What is a Slot?


A narrow notch, groove, or opening, as in a keyway in machinery or a slit for a coin in a vending machine. Also: a position in a group, series, or sequence, as in a queue, a job, or an appointment: I have a slot at the library tomorrow morning.

A game of chance in which players insert cash or, in the case of “ticket-in, ticket-out” machines, a paper ticket with a barcode into a slot on a machine and activate a spin button. The reels then stop and rearrange themselves, and if a player matches a winning combination of symbols, they receive credits based on the paytable. Most slots have a theme, with symbols ranging from classic fruit to stylized lucky sevens. Some slots offer additional bonus features.

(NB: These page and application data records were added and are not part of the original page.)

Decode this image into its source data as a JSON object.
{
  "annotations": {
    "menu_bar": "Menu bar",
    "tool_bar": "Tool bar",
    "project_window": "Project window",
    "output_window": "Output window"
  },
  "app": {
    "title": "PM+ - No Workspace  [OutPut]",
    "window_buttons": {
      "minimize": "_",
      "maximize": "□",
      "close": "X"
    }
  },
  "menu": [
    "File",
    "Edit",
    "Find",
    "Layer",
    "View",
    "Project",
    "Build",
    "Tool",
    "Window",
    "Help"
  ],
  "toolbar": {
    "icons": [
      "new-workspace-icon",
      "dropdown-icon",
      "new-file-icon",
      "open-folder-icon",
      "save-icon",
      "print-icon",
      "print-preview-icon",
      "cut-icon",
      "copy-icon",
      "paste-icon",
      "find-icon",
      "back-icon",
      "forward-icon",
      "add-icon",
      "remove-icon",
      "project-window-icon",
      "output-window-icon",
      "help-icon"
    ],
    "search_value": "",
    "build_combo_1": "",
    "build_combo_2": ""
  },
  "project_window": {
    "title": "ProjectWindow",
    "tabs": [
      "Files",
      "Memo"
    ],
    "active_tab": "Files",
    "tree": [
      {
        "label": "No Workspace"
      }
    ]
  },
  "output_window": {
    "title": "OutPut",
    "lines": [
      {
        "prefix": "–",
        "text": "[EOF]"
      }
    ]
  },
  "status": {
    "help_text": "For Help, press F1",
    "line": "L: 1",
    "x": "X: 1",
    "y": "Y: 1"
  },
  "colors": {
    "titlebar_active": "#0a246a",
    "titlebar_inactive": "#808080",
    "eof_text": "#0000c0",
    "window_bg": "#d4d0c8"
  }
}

Although some superstitious players claim to know when a slot is about to pay out, there is no way to predict the outcome of any individual spin. Modern slot games use computer chips that retain no memory, so each spin works independently of the ones before and after it. In addition, the RNG software that determines the sequence of stopped symbols cannot be tampered with by players or casinos. So, while there is no foolproof strategy for beating the odds on slot machines, you can maximize your chances of winning by choosing games with a high RTP and low volatility. And, of course, by playing smart.